Uganda’s government is prepared to provide assistance to its citizens affected by the ongoing crisis in Ukraine, according to foreign affairs spokesman, Fred Opolot.
He says Uganda’s embassy in Moscow is monitoring the tense political situation in Ukraine after Russia’s annexation of the Crimean peninsula.
Opolot also says the diplomatic relations between the government in Moscow and Kampala remains unchanged in spite of the Western imposed sanctions on Russia.
“The diplomatic relationship between Kampala and Moscow has not changed at all. The reason being [that] Uganda has a clear position of non-involvement in internal matters of a legitimate state,” said Opolot.
He says the tensed situation in Ukraine has yet to escalate to a point that will compel the administration in Kampala to evacuate its citizens back home.
“The situation currently warrants that there is no need to repatriate Uganda citizens from Ukraine,” said Opolot. “Those that will want to come back are mainly the students and those are the specific group that we are closely monitoring for their needs if they really want to come back.”
His comments came after Uganda media reported that the government was preparing to repatriate citizens affected by the ongoing crisis in Ukraine.
Opolot denied those media reports. He says Uganda’s embassy in Russia, which is also in charge of Ukraine, has yet to officially receive any request from citizens to be sent home.

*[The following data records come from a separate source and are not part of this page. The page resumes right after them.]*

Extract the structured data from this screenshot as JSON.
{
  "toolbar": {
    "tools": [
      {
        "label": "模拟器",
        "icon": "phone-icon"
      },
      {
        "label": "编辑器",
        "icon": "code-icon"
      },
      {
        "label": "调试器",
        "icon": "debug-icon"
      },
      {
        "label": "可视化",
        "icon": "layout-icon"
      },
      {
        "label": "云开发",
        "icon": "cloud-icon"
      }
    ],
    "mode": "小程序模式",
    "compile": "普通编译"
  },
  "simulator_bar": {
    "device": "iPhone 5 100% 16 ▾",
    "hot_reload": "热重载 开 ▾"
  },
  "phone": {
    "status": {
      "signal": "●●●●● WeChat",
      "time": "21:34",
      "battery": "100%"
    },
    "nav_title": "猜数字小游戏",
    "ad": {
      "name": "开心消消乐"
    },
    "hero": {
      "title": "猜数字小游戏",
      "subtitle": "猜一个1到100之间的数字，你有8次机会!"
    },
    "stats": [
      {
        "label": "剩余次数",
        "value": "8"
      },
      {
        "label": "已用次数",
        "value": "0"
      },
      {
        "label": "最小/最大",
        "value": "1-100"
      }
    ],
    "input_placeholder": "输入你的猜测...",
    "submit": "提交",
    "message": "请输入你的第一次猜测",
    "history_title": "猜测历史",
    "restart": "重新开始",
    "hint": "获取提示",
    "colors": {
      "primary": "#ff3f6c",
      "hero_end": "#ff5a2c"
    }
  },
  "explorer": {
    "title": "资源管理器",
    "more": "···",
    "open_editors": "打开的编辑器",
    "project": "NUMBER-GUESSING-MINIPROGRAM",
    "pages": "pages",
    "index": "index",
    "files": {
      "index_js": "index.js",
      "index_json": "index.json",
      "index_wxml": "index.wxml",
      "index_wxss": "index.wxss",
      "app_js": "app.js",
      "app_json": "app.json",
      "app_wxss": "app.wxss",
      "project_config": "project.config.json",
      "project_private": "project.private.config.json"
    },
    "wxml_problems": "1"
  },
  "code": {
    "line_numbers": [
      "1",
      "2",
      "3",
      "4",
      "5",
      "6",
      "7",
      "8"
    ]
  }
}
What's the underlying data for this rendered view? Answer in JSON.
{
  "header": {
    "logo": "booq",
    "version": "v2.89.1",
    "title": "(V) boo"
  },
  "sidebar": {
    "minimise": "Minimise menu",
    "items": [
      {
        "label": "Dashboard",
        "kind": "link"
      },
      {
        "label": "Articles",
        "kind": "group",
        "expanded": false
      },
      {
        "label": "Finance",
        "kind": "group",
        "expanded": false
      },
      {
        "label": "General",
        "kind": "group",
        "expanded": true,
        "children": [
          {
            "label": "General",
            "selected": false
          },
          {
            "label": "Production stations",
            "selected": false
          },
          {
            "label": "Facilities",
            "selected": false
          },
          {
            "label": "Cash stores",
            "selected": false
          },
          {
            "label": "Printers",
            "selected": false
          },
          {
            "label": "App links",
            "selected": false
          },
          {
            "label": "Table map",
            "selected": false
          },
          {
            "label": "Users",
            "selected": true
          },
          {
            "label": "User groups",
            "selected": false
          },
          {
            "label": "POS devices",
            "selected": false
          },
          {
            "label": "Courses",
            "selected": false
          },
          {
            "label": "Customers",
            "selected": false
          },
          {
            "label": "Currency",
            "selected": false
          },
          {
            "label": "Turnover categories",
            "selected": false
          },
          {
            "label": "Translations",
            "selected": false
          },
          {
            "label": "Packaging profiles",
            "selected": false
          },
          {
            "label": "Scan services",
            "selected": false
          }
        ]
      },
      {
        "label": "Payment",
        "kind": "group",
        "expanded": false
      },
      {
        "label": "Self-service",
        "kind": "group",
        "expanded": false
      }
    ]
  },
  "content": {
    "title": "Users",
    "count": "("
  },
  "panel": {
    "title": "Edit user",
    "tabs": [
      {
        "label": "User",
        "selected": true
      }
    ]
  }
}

“Our ambassador in Moscow is strongly engaging with the Ugandans in Ukraine. And as far as their concerns are, there is no need [for] repatriation back to Uganda. As much as we are closely monitoring the situation, there is a continuous engagement with different groups including the Diaspora community and students in Ukraine and as of now there is no need to bring them back home.”
Opolot’s comments also came after U.S. President Barack Obama announced a series of expanded sanctions against Russia over its annexation of the Crimean peninsula.
Clottey interview with Fred Opolot, Uganda foreign ministry spokesman